--Rich Talbot, Archaeologist

"When the Common Core was adopted, we were told that we were not expected to broaden the amount of material being taught, but we were to add more depth. Project Archaeology gives me all sorts of ways to deepen the curriculum for my students. It's an added bonus that I'm positive they will really enjoy learning it.”

--Utah teacher


When you buy Investigating a Fremont Pithouse you will also receive the essential companion products: Project Archaeology: Investigating Shelter and access to online introductory videos.

Project Archaeology: Investigating Shelter provides teachers and students with seven fundamental lessons on shelter and archaeology. With this pre-requisite, students are ready for Lesson Eight, an investigation of a shelter from the past, such as the Fremont Pithouse. Finally, in Lesson Nine of Investigating Shelter students learn the enduring understanding that stewardship of archaeological sites and artifacts is everyone’s responsibility. Taught together, Investigating Shelter and “Investigating a Fremont Pithouse” is a complete, comprehensive unit that truly allows for a deep understanding of shelter and archaeology. More information

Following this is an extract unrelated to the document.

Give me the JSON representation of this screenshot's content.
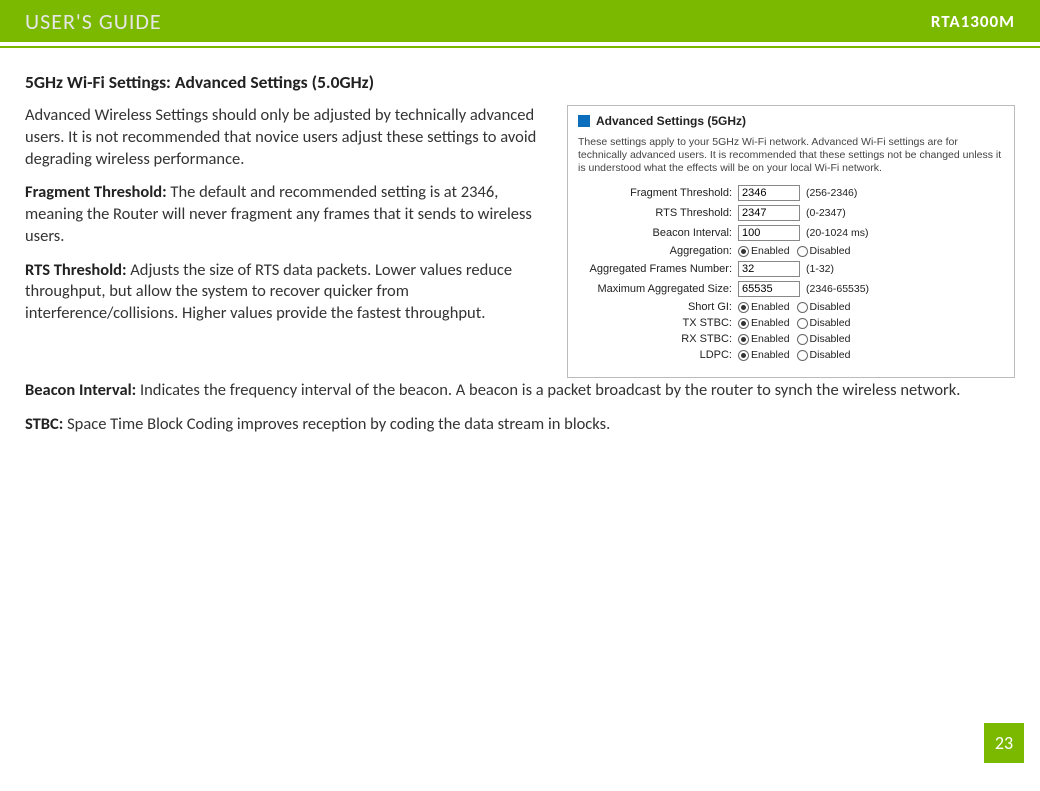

Investigating Shelter videos are a professional development experience for educators in lieu of attending a Project Archaeology workshop. Watch Project Archaeology lessons in action! See a professional development workshop and a teacher guiding a 4th grade class through Investigating Shelter. Instructors model Understanding by Design and archaeological inquiry. Plus, see interviews with teachers and students! The videos are also available on our Teacher Page.

    1. Introduction – Why archaeology matters
    2. Investigating Shelter and Understanding by Design
    3. Lesson Two: By Our Houses You Will Know Us
    4. Lesson Four: Observation, Inference, and Evidence
    5. Lesson Six: Context Game
    6. Lesson Eight: Being an Archaeologist